Q: My friend washes all her clothes in cold water to preserve the color. Do they really get clean this way?
A. Yes. The consensus is that cold water is more than up to the challenge of washing everyday laundry. “Technological advances, in both machines and detergents (not just the cold-specific kind), have made cold-water washing a highly effective option,” says Colorado-based clothing-care expert Steve Boorstein. Sometimes it’s safer than using hot water.
For example, protein stains (blood, sweat) can set in when washed in hot water, and hot water may shrink or wrinkle synthetic fabrics. That said, some people find that workout clothes still smell unpleasant after a cold cycle (synthetic materials, like those in some Under Armour and Nike Dri-FIT pieces, tend to hold on to bacteria and odor). If this is the case, do a cool-water prerinse within 20 minutes after your workout. This will help eliminate residual odor during the next cold load. Cold-water detergent is a good choice for gym wear; regular detergent works fine for other clothing.
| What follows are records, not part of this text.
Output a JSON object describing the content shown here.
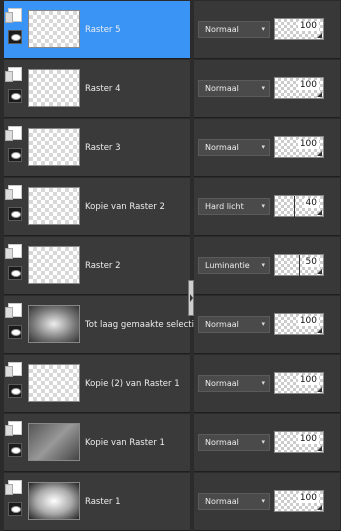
{
  "layers": [
    {
      "name": "Raster 5",
      "blend": "Normaal",
      "opacity": "100",
      "selected": true,
      "thumb": "checker"
    },
    {
      "name": "Raster 4",
      "blend": "Normaal",
      "opacity": "100",
      "selected": false,
      "thumb": "checker"
    },
    {
      "name": "Raster 3",
      "blend": "Normaal",
      "opacity": "100",
      "selected": false,
      "thumb": "checker"
    },
    {
      "name": "Kopie van Raster 2",
      "blend": "Hard licht",
      "opacity": "40",
      "selected": false,
      "thumb": "checker"
    },
    {
      "name": "Raster 2",
      "blend": "Luminantie",
      "opacity": "50",
      "selected": false,
      "thumb": "checker"
    },
    {
      "name": "Tot laag gemaakte selectie",
      "blend": "Normaal",
      "opacity": "100",
      "selected": false,
      "thumb": "x"
    },
    {
      "name": "Kopie (2) van Raster 1",
      "blend": "Normaal",
      "opacity": "100",
      "selected": false,
      "thumb": "checker"
    },
    {
      "name": "Kopie van Raster 1",
      "blend": "Normaal",
      "opacity": "100",
      "selected": false,
      "thumb": "dark"
    },
    {
      "name": "Raster 1",
      "blend": "Normaal",
      "opacity": "100",
      "selected": false,
      "thumb": "glow"
    }
  ]
}
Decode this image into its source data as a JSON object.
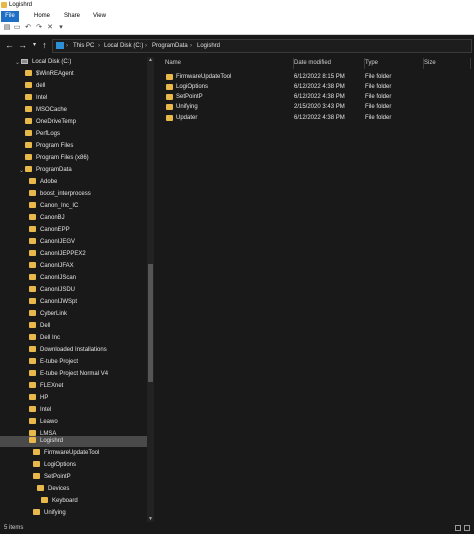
{
  "window": {
    "title": "Logishrd"
  },
  "ribbon": {
    "tabs": [
      "File",
      "Home",
      "Share",
      "View"
    ]
  },
  "address": {
    "crumbs": [
      "This PC",
      "Local Disk (C:)",
      "ProgramData",
      "Logishrd"
    ]
  },
  "nav": {
    "items": [
      {
        "label": "Local Disk (C:)",
        "kind": "drive"
      },
      {
        "label": "$WinREAgent"
      },
      {
        "label": "dell"
      },
      {
        "label": "Intel"
      },
      {
        "label": "MSOCache"
      },
      {
        "label": "OneDriveTemp"
      },
      {
        "label": "PerfLogs"
      },
      {
        "label": "Program Files"
      },
      {
        "label": "Program Files (x86)"
      },
      {
        "label": "ProgramData"
      },
      {
        "label": "Adobe"
      },
      {
        "label": "boost_interprocess"
      },
      {
        "label": "Canon_Inc_IC"
      },
      {
        "label": "CanonBJ"
      },
      {
        "label": "CanonEPP"
      },
      {
        "label": "CanonIJEGV"
      },
      {
        "label": "CanonIJEPPEX2"
      },
      {
        "label": "CanonIJFAX"
      },
      {
        "label": "CanonIJScan"
      },
      {
        "label": "CanonIJSDU"
      },
      {
        "label": "CanonIJWSpt"
      },
      {
        "label": "CyberLink"
      },
      {
        "label": "Dell"
      },
      {
        "label": "Dell Inc"
      },
      {
        "label": "Downloaded Installations"
      },
      {
        "label": "E-tube Project"
      },
      {
        "label": "E-tube Project Normal V4"
      },
      {
        "label": "FLEXnet"
      },
      {
        "label": "HP"
      },
      {
        "label": "Intel"
      },
      {
        "label": "Leawo"
      },
      {
        "label": "LMSA"
      },
      {
        "label": "Logishrd"
      },
      {
        "label": "FirmwareUpdateTool"
      },
      {
        "label": "LogiOptions"
      },
      {
        "label": "SetPointP"
      },
      {
        "label": "Devices"
      },
      {
        "label": "Keyboard"
      },
      {
        "label": "Unifying"
      }
    ]
  },
  "columns": [
    "Name",
    "Date modified",
    "Type",
    "Size"
  ],
  "files": [
    {
      "name": "FirmwareUpdateTool",
      "date": "6/12/2022 8:15 PM",
      "type": "File folder"
    },
    {
      "name": "LogiOptions",
      "date": "6/12/2022 4:38 PM",
      "type": "File folder"
    },
    {
      "name": "SetPointP",
      "date": "6/12/2022 4:38 PM",
      "type": "File folder"
    },
    {
      "name": "Unifying",
      "date": "2/15/2020 3:43 PM",
      "type": "File folder"
    },
    {
      "name": "Updater",
      "date": "6/12/2022 4:38 PM",
      "type": "File folder"
    }
  ],
  "status": {
    "items": "5 items"
  },
  "colors": {
    "folder": "#e8b84a",
    "accent": "#1f6fc4",
    "background": "#191919"
  }
}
Another argument for turning down the dial? Since about 90 percent of the energy consumed while running a load is used to heat the water, the average household opting for cold can eliminate as much as 350 pounds of carbon dioxide emissions annually. For most homes, this will amount to about $40 in savings a year.